Dataset rows describing interfaces:
[Start of Attachment]
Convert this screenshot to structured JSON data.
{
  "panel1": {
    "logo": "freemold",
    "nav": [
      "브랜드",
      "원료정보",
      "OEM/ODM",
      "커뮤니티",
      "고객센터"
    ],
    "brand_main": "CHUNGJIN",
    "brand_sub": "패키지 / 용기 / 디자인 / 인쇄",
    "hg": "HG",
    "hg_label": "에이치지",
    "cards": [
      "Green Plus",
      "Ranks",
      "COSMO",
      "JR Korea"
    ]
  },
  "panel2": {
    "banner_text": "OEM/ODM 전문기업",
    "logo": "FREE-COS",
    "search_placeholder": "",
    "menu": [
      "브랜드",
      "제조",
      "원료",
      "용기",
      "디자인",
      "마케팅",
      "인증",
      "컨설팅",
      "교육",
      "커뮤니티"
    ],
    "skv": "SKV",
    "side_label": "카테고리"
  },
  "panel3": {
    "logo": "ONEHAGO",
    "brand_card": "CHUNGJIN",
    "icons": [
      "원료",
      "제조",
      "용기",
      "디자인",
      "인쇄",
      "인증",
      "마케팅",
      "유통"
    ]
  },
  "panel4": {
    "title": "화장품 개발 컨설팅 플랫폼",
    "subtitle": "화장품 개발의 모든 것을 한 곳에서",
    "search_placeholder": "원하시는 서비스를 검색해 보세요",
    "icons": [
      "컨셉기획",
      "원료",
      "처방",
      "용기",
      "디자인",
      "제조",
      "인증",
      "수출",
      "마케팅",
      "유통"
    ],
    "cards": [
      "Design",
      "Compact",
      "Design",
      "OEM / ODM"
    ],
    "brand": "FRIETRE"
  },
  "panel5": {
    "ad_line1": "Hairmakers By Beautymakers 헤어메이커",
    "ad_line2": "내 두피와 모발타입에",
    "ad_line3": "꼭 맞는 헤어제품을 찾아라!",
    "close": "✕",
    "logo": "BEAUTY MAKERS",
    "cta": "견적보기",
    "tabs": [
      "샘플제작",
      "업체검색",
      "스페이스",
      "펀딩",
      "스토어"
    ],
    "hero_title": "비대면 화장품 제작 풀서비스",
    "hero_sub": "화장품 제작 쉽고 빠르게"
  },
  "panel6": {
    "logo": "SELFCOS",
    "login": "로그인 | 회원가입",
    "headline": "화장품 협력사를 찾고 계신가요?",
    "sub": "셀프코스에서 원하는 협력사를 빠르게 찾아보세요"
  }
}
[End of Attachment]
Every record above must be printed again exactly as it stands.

Convert this screenshot to structured JSON data.
{
  "panel1": {
    "logo": "freemold",
    "nav": [
      "브랜드",
      "원료정보",
      "OEM/ODM",
      "커뮤니티",
      "고객센터"
    ],
    "brand_main": "CHUNGJIN",
    "brand_sub": "패키지 / 용기 / 디자인 / 인쇄",
    "hg": "HG",
    "hg_label": "에이치지",
    "cards": [
      "Green Plus",
      "Ranks",
      "COSMO",
      "JR Korea"
    ]
  },
  "panel2": {
    "banner_text": "OEM/ODM 전문기업",
    "logo": "FREE-COS",
    "search_placeholder": "",
    "menu": [
      "브랜드",
      "제조",
      "원료",
      "용기",
      "디자인",
      "마케팅",
      "인증",
      "컨설팅",
      "교육",
      "커뮤니티"
    ],
    "skv": "SKV",
    "side_label": "카테고리"
  },
  "panel3": {
    "logo": "ONEHAGO",
    "brand_card": "CHUNGJIN",
    "icons": [
      "원료",
      "제조",
      "용기",
      "디자인",
      "인쇄",
      "인증",
      "마케팅",
      "유통"
    ]
  },
  "panel4": {
    "title": "화장품 개발 컨설팅 플랫폼",
    "subtitle": "화장품 개발의 모든 것을 한 곳에서",
    "search_placeholder": "원하시는 서비스를 검색해 보세요",
    "icons": [
      "컨셉기획",
      "원료",
      "처방",
      "용기",
      "디자인",
      "제조",
      "인증",
      "수출",
      "마케팅",
      "유통"
    ],
    "cards": [
      "Design",
      "Compact",
      "Design",
      "OEM / ODM"
    ],
    "brand": "FRIETRE"
  },
  "panel5": {
    "ad_line1": "Hairmakers By Beautymakers 헤어메이커",
    "ad_line2": "내 두피와 모발타입에",
    "ad_line3": "꼭 맞는 헤어제품을 찾아라!",
    "close": "✕",
    "logo": "BEAUTY MAKERS",
    "cta": "견적보기",
    "tabs": [
      "샘플제작",
      "업체검색",
      "스페이스",
      "펀딩",
      "스토어"
    ],
    "hero_title": "비대면 화장품 제작 풀서비스",
    "hero_sub": "화장품 제작 쉽고 빠르게"
  },
  "panel6": {
    "logo": "SELFCOS",
    "login": "로그인 | 회원가입",
    "headline": "화장품 협력사를 찾고 계신가요?",
    "sub": "셀프코스에서 원하는 협력사를 빠르게 찾아보세요"
  }
}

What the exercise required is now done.